All over America there are people living in a state of mixed emotions: equal parts of anticipation and dread. They are awaiting the arrival of the painters. This is the year to paint the inside of the house.
Just the idea of taking down the drapes, covering the furniture and putting away all the breakables has caused many a homemaker to put off the monumental endeavor for as long as possible. The final decision to paint usually occurs in relation to some other impending family event. A marriage coming up, perhaps? Everything must be ready to meet inspection by the prospective in-laws. Or the recent purchase of new furniture? A freshly painted room is definitely needed. Often, the impetus comes from having the outside of the house painted. The contrast of walking through the front door is too extreme. (The painters knew that all along.)
Whatever the catalyst, the day of reckoning is approaching for these people. To meet their needs and lower the rising levels of anxiety and tension, the following Survival Guide is offered. Consider the three options:
l. Do It Yourself . Painting the inside of a house is not as scary as it appears. Plan the task in steps. The local paint store will supply the basic brushes, pans, rollers and advice as well as the paint. Choose water base paint rather than oil. Buy a putty knife and some putty for patching cracks and holes. Choose your colors. Put on old clothes and begin. Take one room at a time. Do the walls and ceiling first; then tackle the woodwork. Call the paint store if you need help with problem areas. The main advantages of this option of course are the dollar savings for labor and the absence of strangers who seem to take over your house as they work.

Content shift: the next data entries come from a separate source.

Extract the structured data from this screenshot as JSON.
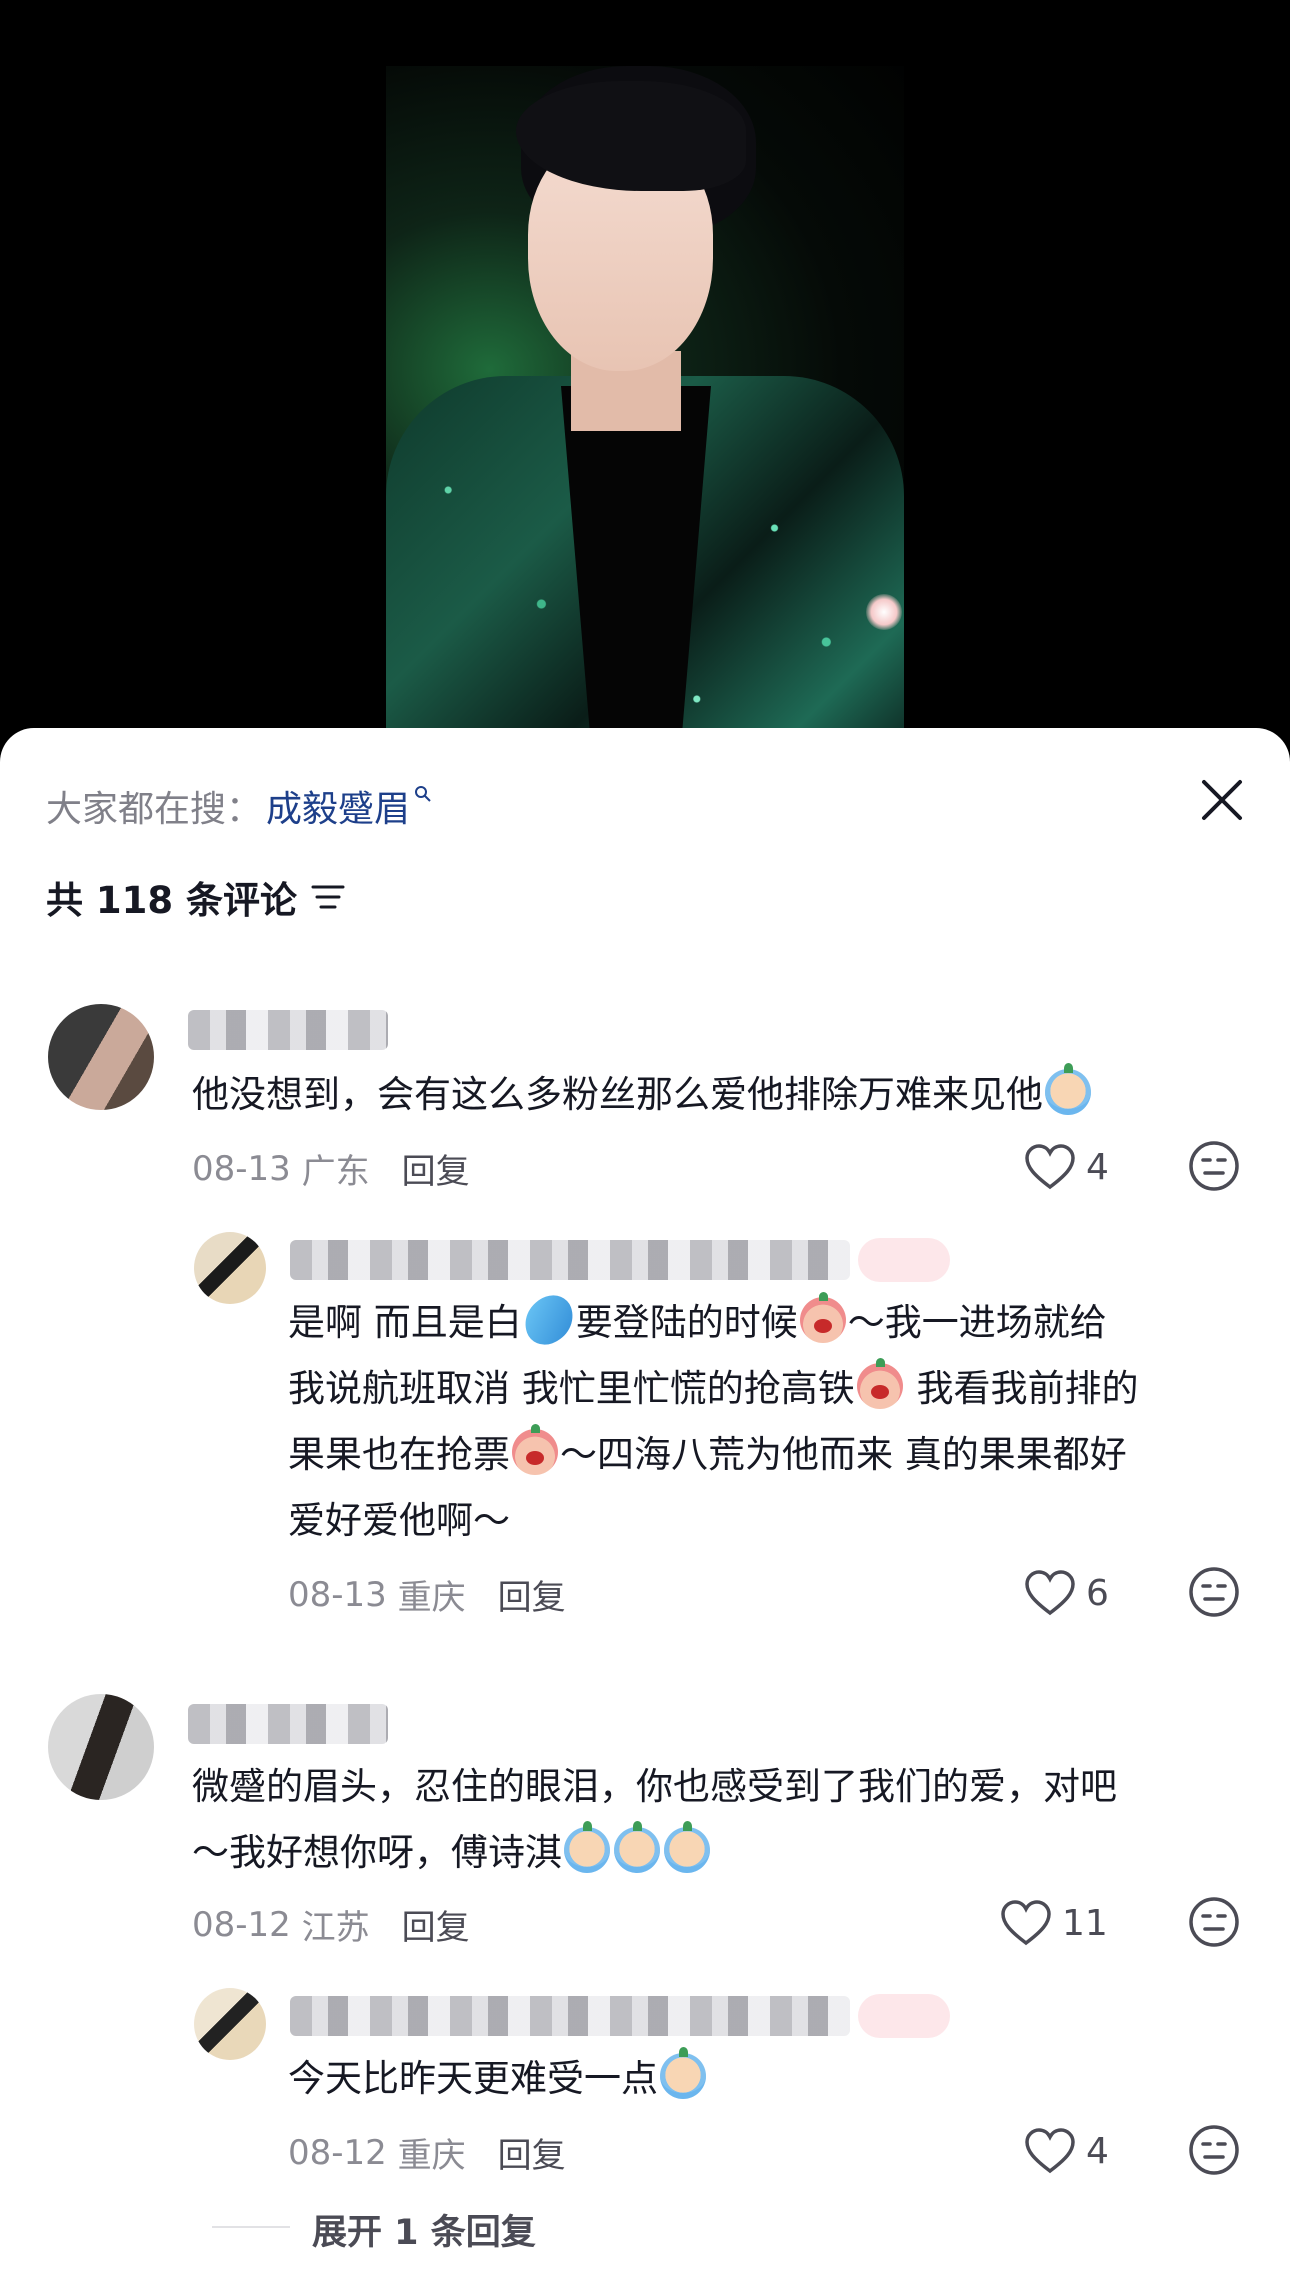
{
  "search": {
    "prefix": "大家都在搜：",
    "term": "成毅蹙眉",
    "term_icon": "search-icon",
    "close_icon": "close-icon"
  },
  "comments_header": {
    "count_label": "共 118 条评论",
    "sort_icon": "sort-icon"
  },
  "comments": [
    {
      "text": "他没想到，会有这么多粉丝那么爱他排除万难来见他",
      "emoji_end": "cry-emoji",
      "date": "08-13",
      "location": "广东",
      "reply_label": "回复",
      "likes": "4"
    },
    {
      "text_lines": [
        "是啊 而且是白",
        "要登陆的时候",
        "～我一进场就给",
        "我说航班取消 我忙里忙慌的抢高铁",
        " 我看我前排的",
        "果果也在抢票",
        "～四海八荒为他而来 真的果果都好",
        "爱好爱他啊～"
      ],
      "date": "08-13",
      "location": "重庆",
      "reply_label": "回复",
      "likes": "6"
    },
    {
      "text_lines": [
        "微蹙的眉头，忍住的眼泪，你也感受到了我们的爱，对吧",
        "～我好想你呀，傅诗淇"
      ],
      "date": "08-12",
      "location": "江苏",
      "reply_label": "回复",
      "likes": "11"
    },
    {
      "text": "今天比昨天更难受一点",
      "date": "08-12",
      "location": "重庆",
      "reply_label": "回复",
      "likes": "4"
    }
  ],
  "expand": {
    "label": "展开 1 条回复"
  },
  "colors": {
    "search_term": "#1d3f8a",
    "secondary_text": "#8b8b93",
    "primary_text": "#161823"
  }
}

If the Do-it-yourself route is not for you:
2. Leave The House during the painting. Does this sound radical and somewhat risky? You’re right on the first count, but not on the second. Here’s how it works: Plan a business trip. Take a vacation. Visit relatives. Find a reason to be somewhere else while painters occupy your house. It is a given that you choose a painter whom you researched and trust completely whether you are at home or away. Certain painters specialize in the away type of assignment and have references for you to call. They are professionals.
Before you leave, store all the breakables and valuables in closets, someone else’s home or the vault at the bank. Cover furniture and chandeliers with old sheets. Fold up the rugs or send them out to be cleaned. The timing is perfect to coordinate that job as well. Take down drapes and store away. Put your plants in a safe place. If you choose option 3 below and stay home, follow the above plan to protect all valuables: paintings, statues, lamps, crystal . Give the painter a key and try not to worry.
3. Stay home while the painting takes place. Most people choose this option. It is important to meet the boss and each worker when they first arrive. Shake hands and learn their names. Offer refrigerator space if they bring lunches and drinks. Treat them with respect. As the job progresses, make positive comments. “The red door looks great!” “What a difference the paint makes on the woodwork.” “You really do careful, beautiful work.” Painters are people. They appreciate hearing that you like the job they are doing. If, on the other hand, you are not happy with the results, talk to the boss and tell him what you want changed. You may find that he is more demanding of his helpers than you are.
4. Don’t take out the nails that hold up your pictures. This may sound like obvious advice. Not necessarily. There are folks who take out all the nails, putty over the holes and then paint to make the wall perfect. Then, they have to start from zero and figure out exactly where they want to re-hang all the pictures. “ Just h old the picture a little to the right. Higher…higher. O.K. That’s it.” Whew!
5. Take photographs of arrangements of bric-a-brac, books, pictures and other decorative views you want to keep as is. Don’t strain your memory to put the plants back as they were or the stemware in the etagere. Having the photos makes it a simple exercise.
6. Cover the clothes inside the closets with sheets. This may seem over-protective. But the painters will cover them with their own ubiquitous spattered drop-cloths when they paint the inside of the closet doors. Some clothes are both personal and fragile. You will probably want to do this yourself.
7. Ask the painter to mix a drop of vanilla into the paint. This fascinating maneuver will cut down the lingering odors. Unless you have an aversion to vanilla, it solves the age old problem for allergy and sinus sufferers.
8. Expect noise, disruption and upset. The less you watch, the better. As soon as a room is completed, put the furniture back and re-hang the drapes. Keep the vacuum cleaner handy.
Many painters like to work with high decibel music or radio in the background. If this bothers you, suggest a lower range, close your door and remember things will be back to normal in a few days.
9. Keep your mind focused on the end results. Day-by-day progress may appear slow. “Are they still in the kitchen? We’ll have to go out for dinner.” However, most painters will finish in the estimated time period. As professionals, they have to plan their jobs and their schedules.
10. Have a written contract. When the job is completed to your satisfaction, pay the bill. Then walk through the front door, look around slowly and enjoy. You’re all done!
Until next time….